Friday, September 21, 2007

new shops and nice words

The summer has been a slow selling season, I can tell you that. But when followed up by a busy fall, I have no cause for complaint.
First of all, Montpelier finally has an indie-handcraft boutique. Super-crafter Emily moved to town only a few months ago, and got to work while the rest of us just kept talking. The result: Swingin' Sphere! It's a pretty little space, and the photos on the site don't do it justice. While they're officially open now, the grand opening is September 29, and Emily says to "make sure to stop by for a cupcake and a free gift with every purchase from our lovely consignor Melissa of Honey Bee Herbals."

Second is a double-whammy: my first wholesale order, and my first international shop. You heard me right! Arthur's Circus is a new shop opening next week in Melbourne, Australia. Natalie saw my Bingo Books on etsy, and emailed me straight away about having a few for her vintage-inspired shop. Read what she has to say on the shop's blog, and be sure to look at what she got in the mail this week! Thank goodness I'm nowhere near Melbourne, otherwise I'd need these and these right now.

And now for some nice words:

May Day Studio got a little bit o'love over the summer on Apartment Therapy: Chicago's regular Scavenger feature. Click here for the full post.

After delivering new books to new shops in Burlington, I found these lovely and flattering blog posts from Sara at Made Boutique and Amanda at Studio STK. If ever you find yourself in Burlington, I highly recommend checking out both places!

Thursday, September 20, 2007

catching up part two

Here they are, the real reasons I've been offline for the last few weeks:

one: a custom portfolio for Boston designer Deborah Wieder.

Deborah wanted to give her client, a local synagogue, a book both tangible and meaningful to hold her design work. The logo is raspberry and ochre, so Deborah found a lovely deep pink bookcloth, and I used several colors of linen thread--white, tan, ochre, and maroon--as accent. The binding is a kind of modified Japanese 4-hole binding, with a separate spine-pleat and hinged covers. The four threads gather together at the top station, and are simply knotted to make eight strands, as a reference to the tzitzit on traditional Jewish prayer shawls.

two: a custom wedding album for an old friend

Courtney wanted to give her newlywed-friends a handmade gift, and so approached me about creating a one-of-a-kind album or scrapbook for them. I'm sure I overloaded her with ideas, but she was definitely excited about the process, so played along. She found the cover paper--an indigo, carrot leaf-print lokta--and we settled on the buttonhole stitch for binding and Stonehenge for the pages. The result is a huge book: 12" tall x 12-1/4" wide x 1-1/2" thick. And it weighs almost three pounds! The buttonhole stitch is unique in that there's a hole in the spine, where the folds of the signatures show through. I like it because the thread binding the book together draws the eye from top and bottom to the exposed folds. It's a book that will cry out to be taken off the shelf!

Wednesday, September 19, 2007
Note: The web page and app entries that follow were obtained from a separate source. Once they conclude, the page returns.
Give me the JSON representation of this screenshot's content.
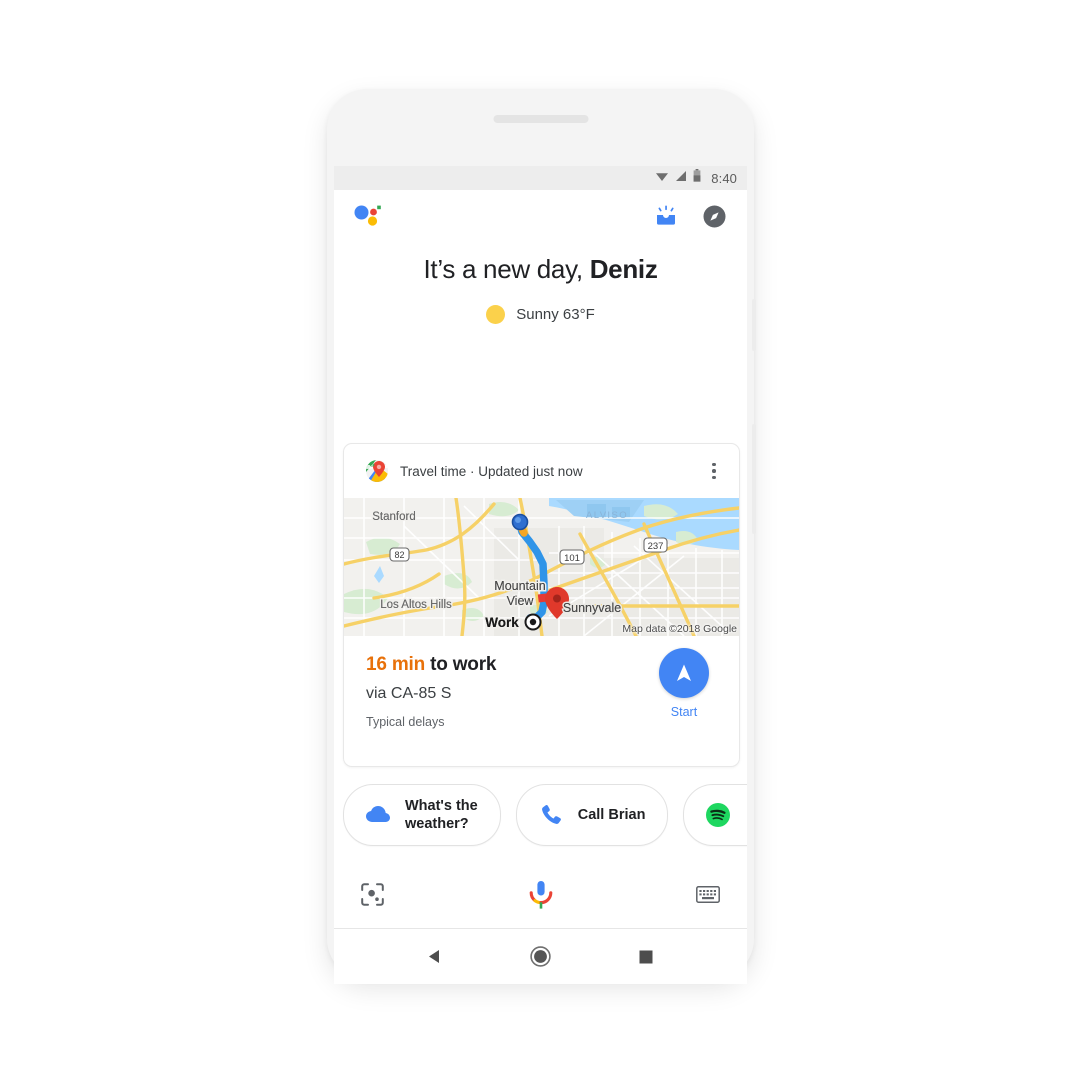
{
  "status_bar": {
    "time": "8:40",
    "icons": [
      "wifi-icon",
      "signal-icon",
      "battery-icon"
    ]
  },
  "assistant_header": {
    "logo": "google-assistant-logo",
    "snapshot_icon": "snapshot-inbox-icon",
    "explore_icon": "explore-compass-icon"
  },
  "greeting": {
    "prefix": "It’s a new day, ",
    "name": "Deniz"
  },
  "weather": {
    "icon": "sunny-icon",
    "text": "Sunny 63°F",
    "sun_color": "#fbd14b"
  },
  "travel_card": {
    "app_icon": "google-maps-icon",
    "header_title": "Travel time · Updated just now",
    "overflow_icon": "more-vertical-icon",
    "map": {
      "attribution": "Map data ©2018 Google",
      "labels": [
        "Stanford",
        "Los Altos Hills",
        "Mountain View",
        "Work",
        "Sunnyvale",
        "ALVISO"
      ],
      "highway_shields": [
        "82",
        "101",
        "237"
      ],
      "route_color": "#2f94e8",
      "origin_marker": "origin-dot",
      "destination_marker": "destination-pin"
    },
    "eta": {
      "time": "16 min",
      "to": " to ",
      "destination": "work",
      "time_color": "#e8710a"
    },
    "via": "via CA-85 S",
    "delays": "Typical delays",
    "start": {
      "label": "Start",
      "icon": "navigation-arrow-icon",
      "color": "#4285f4"
    }
  },
  "chips": [
    {
      "icon": "cloud-weather-icon",
      "label": "What's the\nweather?",
      "line1": "What's the",
      "line2": "weather?"
    },
    {
      "icon": "phone-call-icon",
      "label": "Call Brian"
    },
    {
      "icon": "spotify-icon",
      "label": ""
    }
  ],
  "input_bar": {
    "lens_icon": "google-lens-icon",
    "mic_icon": "google-mic-icon",
    "keyboard_icon": "keyboard-icon"
  },
  "nav_bar": {
    "back_icon": "back-triangle-icon",
    "home_icon": "home-circle-icon",
    "recents_icon": "recents-square-icon"
  },
  "device": {
    "speaker": "earpiece-speaker",
    "power_button": "power-button",
    "volume_button": "volume-button"
  }
}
catching up on old times

It's been a killer couple of weeks, and I don't have much energy today, but I did want to catch up (as it were) on a few letterpress events from the summer.

one: the Printing Arts Fair at the Museum of Printing in North Andover, Mass. (I dare you to say that three times fast!)
That's Shelley (of Albertine Press), Mr. Benjamin Franklin, and I in front of my table. Mr. Franklin actually has a handpress, and in addition to being an 18th century historian, gives walking tours around the Boston area. (His real name is Gary, and he was amazing to talk with.) You can click on the picture to see more from the day, or click here to see Shelley's slightly more timely recap.

two: summertime workshops at Letterpress Things

On the left are Janet and Emily, testing out the Pilot. They spent the day working on thank-you notecards. Emily was a real trooper, working in a shop designed for folks a little bit taller and a little bit stronger. It was great to see a younger person get so excited about printing...and pick up techniques and terminology with such ease.

On the right are Tim and Erin, a carpenter and printmaker, respectively. We had a mostly quiet day, and they set a whole lot of type and printed pages pages for our little chapbooks. It was a nice to take it easy and focus on the process of printing...they left me with a lot of food for thought about the workshop. Click on the photos to see more, and click here to read about upcoming workshops.

three: the Letterpress Guild of New England's annual WayzgooseThis event was just last Saturday (my, how times flies!) at Firefly Press in Allston, MA. That's John Kristensen (Firefly's proprietor) demo-ing the Vandercook SP-20. Click on the picture to see more of the event. All told, it turned out to be a lovely day of talking, printing, and meeting new people!